Investigating Gef Pt 1: McDonald

Captain McDonald Investigates

In early 1932, Jim Irving wrote to the famed psychic researcher Harry Price about Gef's antics and invited him to visit. At the time Price was too busy working on other cases to investigate in person. So he sent his friend Captain James McDonald to Cashen's Gap in his stead. [1]

McDonald arrived at the farmhouse on February 26. He wrote in his report to Price:
"On my first day, the Irvings showed me cracks in the farmhouse walls where they said the mongoose spied on visitors. I was there till midnight, but the mongoose was silent." 
"As I was leaving to go... a voice screamed: 'Who is that bloody man?' Irving gripped my arm. 'That's the animal!' he said."
Gef took an instant dislike to McDonald. "I've been looking at the man, and I don't like him" he told Jim. "He does not believe in me. He is a doubter!"

The next afternoon, the captain was taking tea with the family when a large needle
ricocheted off the teapot. Jim promptly remarked that Gef was "always throwing things at us".

The Captain later heard "shrill screams and knockings all over the house" followed by a heavy fall in Voirrey's room. He ran upstairs and discovered a chair left on top of Gef's sanctum had been pushed onto the floor.

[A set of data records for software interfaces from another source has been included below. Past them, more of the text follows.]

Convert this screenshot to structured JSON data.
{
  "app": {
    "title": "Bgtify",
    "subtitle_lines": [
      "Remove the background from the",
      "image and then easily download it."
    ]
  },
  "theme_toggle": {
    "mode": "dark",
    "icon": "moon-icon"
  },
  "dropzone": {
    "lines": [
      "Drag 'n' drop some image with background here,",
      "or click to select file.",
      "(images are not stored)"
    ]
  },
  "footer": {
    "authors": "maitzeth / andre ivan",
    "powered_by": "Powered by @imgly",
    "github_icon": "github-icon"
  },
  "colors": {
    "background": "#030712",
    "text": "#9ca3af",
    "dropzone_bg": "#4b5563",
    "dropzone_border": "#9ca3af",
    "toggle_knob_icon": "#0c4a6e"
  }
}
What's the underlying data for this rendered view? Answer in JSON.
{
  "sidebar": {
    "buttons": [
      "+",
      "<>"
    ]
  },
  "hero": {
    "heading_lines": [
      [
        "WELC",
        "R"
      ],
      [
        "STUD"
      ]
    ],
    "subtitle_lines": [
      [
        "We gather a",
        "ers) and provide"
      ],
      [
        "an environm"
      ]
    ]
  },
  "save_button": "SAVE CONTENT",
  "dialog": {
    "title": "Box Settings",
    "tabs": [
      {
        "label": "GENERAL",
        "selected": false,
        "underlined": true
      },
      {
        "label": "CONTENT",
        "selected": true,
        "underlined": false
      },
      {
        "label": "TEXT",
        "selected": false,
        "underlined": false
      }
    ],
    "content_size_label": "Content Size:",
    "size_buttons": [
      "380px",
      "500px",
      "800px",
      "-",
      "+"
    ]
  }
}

That evening, McDonald overheard Mrs Irving talking to Gef upstairs in Voirrey's room. "Won't you come down? I believe in you!" he called up hopefully. "No - I don't mean to stay long," shrieked Gef. "I don't like you!"

Undeterred, McDonald crept quietly up the stairs, hoping to catch the mongoose by surprise. To his chagrin, he slipped on a loose tread and tumbled noisily back down. "He's coming, the dirty old sleech!" [2] yelled Gef indignantly, and promptly fled. It was the last the captain heard from him during his visit.

Mrs Irving tried her utmost to persuade Gef to talk to McDonald, but in vain. "He's damned well not going to get to know my inferior complex," declared the intractable mongoose.

Next: Investigating Gef Pt 2: Harry Price Investigates

[1] The name 'Captain McDonald' was actually a pseudonym for Captain James Denis.

[2] A Manx word meaning a sly or deceitful man.